Those 351 members are the NCAA. They make the rules. They determine, in very general terms, what is best for all athletics programs. Naturally, all members are not going to be happy nor satisfied with what is deemed best for the majority.
The Power Five’s unhappiness began with conference re-alignments and a committee’s recommendation two years ago that all programs should be permitted to pay stipends to football and men’s basketball athletes. When that recommendation made it to the NCAA member programs, it was rejected.
The majority of programs recognized that they could not afford to pay athletes, since most NCAA athletics departments operate at an annual deficit anyway. Further restricting programs was Title IX, the federal law that rightly demands equality for both sexes in athletics. In other words, if a program pays football players, it also must pay an equal number of women athletes.
That is when the Power Five decided it wanted its own rules. The paying of athletes was a jumping off point for those 65 member programs. Do not be fooled. This is about the Power Five wanting to monopolize the enormous TV revenue stream that is running through college football.
“The 65 member institutions are committed to meeting the needs of student-athletes based on increased resources, and the desire to provide student-athletes with enhanced benefits such as full cost of attendance, lifelong learning and additional health and nutritional benefit,” read a copy of a proposal by the Power Five conferences that was endorsed by the NCAA Division I board of directors.
It used to be that college presidents were members of this board to ensure that the academic missions of their institutions were not compromised by athletics department desires. Not anymore.
Now, it seems that college presidents have become more fans than administrators. If you do not believe that, then you were not listening when the recent SEC meetings concluded and nearly every college president repeated verbatim what the league commissioner said of the Power Five needs moving forward.
Most of what the Power Five conferences want for the athletes can be obtained without breaking away from the current NCAA structure, including a small stipend to athletes by increasing the full cost of attendance for all.
The problem with the Power Five proposal is that even with its own set of rules to abide by, those programs still will have to deal with Title IX. They also run into the possibility of athletes no longer qualifying for Pell Grant money if the full cost of attendance is increased.
That is why I do not believe the Power Five power play is about increasing benefits for athletes. No, this really is about greed, and allowing the TV money grab to be restricted to those 65 member programs.

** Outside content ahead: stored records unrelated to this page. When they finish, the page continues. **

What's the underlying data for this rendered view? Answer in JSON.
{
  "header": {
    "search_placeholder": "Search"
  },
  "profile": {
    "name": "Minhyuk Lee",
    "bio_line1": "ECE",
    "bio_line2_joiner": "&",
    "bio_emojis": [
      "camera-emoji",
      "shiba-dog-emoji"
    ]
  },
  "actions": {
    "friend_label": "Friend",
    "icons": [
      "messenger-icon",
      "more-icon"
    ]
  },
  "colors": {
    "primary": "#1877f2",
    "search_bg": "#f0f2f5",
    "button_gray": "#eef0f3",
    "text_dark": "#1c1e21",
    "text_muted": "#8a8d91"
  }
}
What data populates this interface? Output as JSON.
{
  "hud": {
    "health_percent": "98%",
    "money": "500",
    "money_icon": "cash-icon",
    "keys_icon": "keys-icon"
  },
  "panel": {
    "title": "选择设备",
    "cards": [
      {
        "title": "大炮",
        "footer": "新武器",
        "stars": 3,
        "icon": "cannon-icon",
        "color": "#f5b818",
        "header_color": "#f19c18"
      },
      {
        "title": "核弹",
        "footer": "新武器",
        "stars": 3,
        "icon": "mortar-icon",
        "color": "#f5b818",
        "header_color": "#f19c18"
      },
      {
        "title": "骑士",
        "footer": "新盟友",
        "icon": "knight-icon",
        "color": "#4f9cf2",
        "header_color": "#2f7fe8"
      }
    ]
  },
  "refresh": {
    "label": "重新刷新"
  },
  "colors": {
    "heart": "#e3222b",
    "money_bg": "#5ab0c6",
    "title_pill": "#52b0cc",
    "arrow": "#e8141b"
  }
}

As a result, NCAA member programs should say good riddance to the Power Five conferences. Let them secede from the NCAA. Maybe the South will win this time around.